● **Description of the task**: Search the entries below for the word "title", then copy each line in which it is found.

[App and web page records]
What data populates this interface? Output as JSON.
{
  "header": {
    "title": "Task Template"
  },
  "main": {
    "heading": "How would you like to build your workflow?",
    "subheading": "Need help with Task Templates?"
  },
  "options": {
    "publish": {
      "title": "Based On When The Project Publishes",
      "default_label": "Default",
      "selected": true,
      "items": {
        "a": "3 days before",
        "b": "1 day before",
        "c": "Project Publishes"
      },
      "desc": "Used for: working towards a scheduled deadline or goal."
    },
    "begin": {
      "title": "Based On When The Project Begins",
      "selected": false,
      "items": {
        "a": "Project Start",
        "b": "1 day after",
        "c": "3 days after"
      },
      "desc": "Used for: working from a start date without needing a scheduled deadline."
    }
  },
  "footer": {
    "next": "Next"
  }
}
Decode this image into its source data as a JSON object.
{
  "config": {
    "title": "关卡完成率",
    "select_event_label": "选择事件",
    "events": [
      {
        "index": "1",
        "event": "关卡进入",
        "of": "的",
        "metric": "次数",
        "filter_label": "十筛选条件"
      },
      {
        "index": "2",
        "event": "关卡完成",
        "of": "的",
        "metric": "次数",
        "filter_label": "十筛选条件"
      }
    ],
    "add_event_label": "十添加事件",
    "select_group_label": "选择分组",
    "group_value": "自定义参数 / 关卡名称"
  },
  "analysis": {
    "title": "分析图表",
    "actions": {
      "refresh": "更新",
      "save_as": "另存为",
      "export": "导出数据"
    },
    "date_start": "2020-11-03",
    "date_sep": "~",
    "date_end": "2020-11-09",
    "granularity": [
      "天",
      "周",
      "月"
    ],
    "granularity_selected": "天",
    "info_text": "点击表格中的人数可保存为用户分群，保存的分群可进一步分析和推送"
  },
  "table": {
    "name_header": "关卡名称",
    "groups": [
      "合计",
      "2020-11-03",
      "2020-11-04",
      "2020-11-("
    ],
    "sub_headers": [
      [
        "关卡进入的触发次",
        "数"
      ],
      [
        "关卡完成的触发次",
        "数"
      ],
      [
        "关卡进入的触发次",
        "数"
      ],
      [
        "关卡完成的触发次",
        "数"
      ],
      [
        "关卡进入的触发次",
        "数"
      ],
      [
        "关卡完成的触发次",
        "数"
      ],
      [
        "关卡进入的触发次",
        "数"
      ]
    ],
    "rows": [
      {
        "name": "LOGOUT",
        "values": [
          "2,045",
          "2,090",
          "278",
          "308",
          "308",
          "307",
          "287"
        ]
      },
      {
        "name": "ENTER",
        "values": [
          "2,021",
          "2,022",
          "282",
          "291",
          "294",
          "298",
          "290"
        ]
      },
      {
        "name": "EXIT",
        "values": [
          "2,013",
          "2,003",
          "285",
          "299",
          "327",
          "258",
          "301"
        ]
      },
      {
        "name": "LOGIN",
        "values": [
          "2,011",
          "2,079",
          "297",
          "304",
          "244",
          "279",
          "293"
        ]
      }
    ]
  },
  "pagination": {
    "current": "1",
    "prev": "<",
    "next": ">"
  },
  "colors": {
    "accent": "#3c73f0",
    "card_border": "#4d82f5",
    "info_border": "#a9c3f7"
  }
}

● **Result of the exercise**:
    "title": "Task Template"
      "title": "Based On When The Project Publishes",
      "title": "Based On When The Project Begins",
    "title": "关卡完成率",
    "title": "分析图表",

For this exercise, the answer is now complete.